By Christine Ignaszak-Nadolny
A recent Sunday edition of The News contained an article highlighting the “very rare” treatment of opioid-addicted patients using buprenorphine in the emergency rooms of Highland Hospital in California. The “very rare” treatment they discussed is not rare here in Western New York.
Responding to the increasing frequency of opioid-addicted patients that he was seeing in his emergency room, Dr. Joshua Lynch initiated a change. As a career emergency physician at UB and Kaleida, he knew that when some of these patients were stabilized and discharged, the cycle of returning to the ER would be repeated. Lynch understood that providing the patient with the names and phone numbers of agencies that could provide supportive medical care was not proving effective. Battling addiction meant that many may not be able to return to a stable, safe home or have the transportation required to access follow-up care.
Worse yet, being in a depressed state may mean that they could not “make the call” to request help. If the patient or family did make the calls for help, often they were met with a long period of time before an appointment could be scheduled at one of the clinics.

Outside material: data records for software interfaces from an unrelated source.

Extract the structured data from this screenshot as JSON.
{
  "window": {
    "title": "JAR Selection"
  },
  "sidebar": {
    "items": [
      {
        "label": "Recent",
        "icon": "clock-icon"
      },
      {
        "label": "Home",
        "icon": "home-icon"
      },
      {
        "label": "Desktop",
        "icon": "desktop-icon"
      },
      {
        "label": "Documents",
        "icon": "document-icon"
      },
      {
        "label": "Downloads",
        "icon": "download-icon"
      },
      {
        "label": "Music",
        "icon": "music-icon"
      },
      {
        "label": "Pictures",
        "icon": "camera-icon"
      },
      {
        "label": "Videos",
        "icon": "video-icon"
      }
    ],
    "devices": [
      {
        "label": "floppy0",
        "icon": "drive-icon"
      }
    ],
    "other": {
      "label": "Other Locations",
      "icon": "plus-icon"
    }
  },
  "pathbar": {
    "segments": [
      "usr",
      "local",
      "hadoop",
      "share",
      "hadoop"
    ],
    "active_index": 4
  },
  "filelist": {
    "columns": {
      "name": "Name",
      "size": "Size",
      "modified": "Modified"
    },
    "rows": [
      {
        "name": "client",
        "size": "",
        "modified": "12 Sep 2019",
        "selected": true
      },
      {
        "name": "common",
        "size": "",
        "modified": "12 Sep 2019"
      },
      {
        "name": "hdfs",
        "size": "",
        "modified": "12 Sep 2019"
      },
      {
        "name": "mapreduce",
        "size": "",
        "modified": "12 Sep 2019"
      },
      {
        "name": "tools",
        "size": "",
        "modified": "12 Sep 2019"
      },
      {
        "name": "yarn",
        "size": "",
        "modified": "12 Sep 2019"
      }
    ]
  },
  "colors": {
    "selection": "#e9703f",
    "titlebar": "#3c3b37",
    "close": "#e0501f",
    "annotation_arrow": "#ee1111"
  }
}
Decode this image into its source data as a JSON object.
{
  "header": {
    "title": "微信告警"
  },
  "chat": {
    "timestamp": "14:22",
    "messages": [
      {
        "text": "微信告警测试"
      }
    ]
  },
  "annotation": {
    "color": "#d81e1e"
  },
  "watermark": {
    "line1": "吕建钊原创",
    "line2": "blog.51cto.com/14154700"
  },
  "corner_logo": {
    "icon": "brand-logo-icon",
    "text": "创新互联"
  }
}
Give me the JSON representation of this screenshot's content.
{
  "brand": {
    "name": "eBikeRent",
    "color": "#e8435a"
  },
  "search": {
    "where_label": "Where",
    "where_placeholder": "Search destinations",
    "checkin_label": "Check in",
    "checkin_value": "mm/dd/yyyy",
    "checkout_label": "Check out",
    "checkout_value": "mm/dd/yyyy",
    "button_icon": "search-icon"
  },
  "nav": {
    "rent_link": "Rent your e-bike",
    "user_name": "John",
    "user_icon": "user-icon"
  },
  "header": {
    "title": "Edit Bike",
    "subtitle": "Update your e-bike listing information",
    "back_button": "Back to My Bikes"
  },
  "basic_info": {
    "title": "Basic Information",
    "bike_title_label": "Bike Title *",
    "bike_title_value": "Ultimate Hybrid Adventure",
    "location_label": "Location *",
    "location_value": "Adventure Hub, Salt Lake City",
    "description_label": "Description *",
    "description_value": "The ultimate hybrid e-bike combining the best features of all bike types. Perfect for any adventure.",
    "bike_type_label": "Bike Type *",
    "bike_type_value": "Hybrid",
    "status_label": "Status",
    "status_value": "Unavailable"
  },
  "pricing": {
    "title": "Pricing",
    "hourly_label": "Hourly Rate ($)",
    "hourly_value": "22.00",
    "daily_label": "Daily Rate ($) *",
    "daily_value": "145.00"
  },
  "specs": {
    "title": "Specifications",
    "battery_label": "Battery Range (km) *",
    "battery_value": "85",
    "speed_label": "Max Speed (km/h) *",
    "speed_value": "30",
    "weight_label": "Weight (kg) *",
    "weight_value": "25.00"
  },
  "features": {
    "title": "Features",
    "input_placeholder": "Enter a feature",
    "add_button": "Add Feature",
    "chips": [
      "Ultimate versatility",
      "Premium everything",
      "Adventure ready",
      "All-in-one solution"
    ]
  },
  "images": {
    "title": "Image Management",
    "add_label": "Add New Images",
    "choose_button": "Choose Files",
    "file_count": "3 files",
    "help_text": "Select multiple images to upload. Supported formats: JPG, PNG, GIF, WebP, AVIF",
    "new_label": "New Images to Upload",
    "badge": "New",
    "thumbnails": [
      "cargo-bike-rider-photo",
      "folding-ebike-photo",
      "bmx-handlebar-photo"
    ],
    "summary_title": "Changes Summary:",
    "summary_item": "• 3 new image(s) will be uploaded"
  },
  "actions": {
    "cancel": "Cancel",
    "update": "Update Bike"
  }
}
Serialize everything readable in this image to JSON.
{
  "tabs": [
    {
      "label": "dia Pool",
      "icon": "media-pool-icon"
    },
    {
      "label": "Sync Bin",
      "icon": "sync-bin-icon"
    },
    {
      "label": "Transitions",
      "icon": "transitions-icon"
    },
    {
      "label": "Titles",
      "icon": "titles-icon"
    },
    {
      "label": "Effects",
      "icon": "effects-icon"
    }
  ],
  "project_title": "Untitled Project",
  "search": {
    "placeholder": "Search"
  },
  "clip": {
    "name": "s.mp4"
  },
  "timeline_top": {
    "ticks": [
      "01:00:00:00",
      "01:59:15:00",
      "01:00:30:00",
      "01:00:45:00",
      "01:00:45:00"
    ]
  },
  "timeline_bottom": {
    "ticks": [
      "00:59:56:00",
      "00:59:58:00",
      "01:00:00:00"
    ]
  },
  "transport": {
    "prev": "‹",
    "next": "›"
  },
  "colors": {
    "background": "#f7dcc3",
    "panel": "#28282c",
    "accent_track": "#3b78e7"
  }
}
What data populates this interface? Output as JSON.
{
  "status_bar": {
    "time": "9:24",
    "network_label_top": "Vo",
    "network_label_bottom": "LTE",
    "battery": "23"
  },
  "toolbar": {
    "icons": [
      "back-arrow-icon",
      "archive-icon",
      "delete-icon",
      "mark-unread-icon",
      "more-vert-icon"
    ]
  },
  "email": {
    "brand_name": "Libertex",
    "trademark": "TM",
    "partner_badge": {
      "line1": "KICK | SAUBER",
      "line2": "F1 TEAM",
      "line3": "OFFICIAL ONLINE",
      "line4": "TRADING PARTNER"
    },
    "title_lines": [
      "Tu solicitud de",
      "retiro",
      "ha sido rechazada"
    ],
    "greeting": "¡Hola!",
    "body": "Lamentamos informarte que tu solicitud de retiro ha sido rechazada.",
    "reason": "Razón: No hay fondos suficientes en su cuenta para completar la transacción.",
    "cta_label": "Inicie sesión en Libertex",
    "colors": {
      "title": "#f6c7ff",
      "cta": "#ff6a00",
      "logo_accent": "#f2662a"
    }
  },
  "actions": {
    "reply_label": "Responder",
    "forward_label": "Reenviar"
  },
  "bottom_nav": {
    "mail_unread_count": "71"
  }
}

Lynch knows that opioid addiction is a chronic disease requiring immediate aggressive treatment and management and therefore initiated a protocol of administering Suboxone at the time of ER treatment. But he didn’t stop there. He enlisted the help of his department chairman and emergency medicine colleagues. Recognizing that access to follow-up care was a problem, he approached local clinics and asked that they hold open appointment times for patients in crisis. Some were unable or unwilling to do so, because there was a history of patients not showing up for their scheduled appointments.
While patients were still in the ER, he personally began calling the clinics, emphasizing that the patient was “in crisis” and needed to be seen. Word got around that Suboxone was available in the ER of Millard Fillmore Suburban Hospital, and of his success in getting patients into care. With the help of Erie County Commissioner of Health Dr. Gale Burstein and funding by the Oishei Foundation, more hospitals have initiated Suboxone in the ER and more clinics came on board, with more appointments in the clinics becoming available. Currently there are more than 13 hospitals and 25 clinics working together to provide this “not so very rare” treatment plan here.
This is an example of regional partners pulling together and being willing to try new things to help patients. All participating hospitals and clinics should be recognized for their commitment to overcoming this horrible disease. Every patient needs to understand that care is available to them in Western New York.
Christine Ignaszak-Nadolny is executive director of the eighth district branch of the State of New York Medical Society.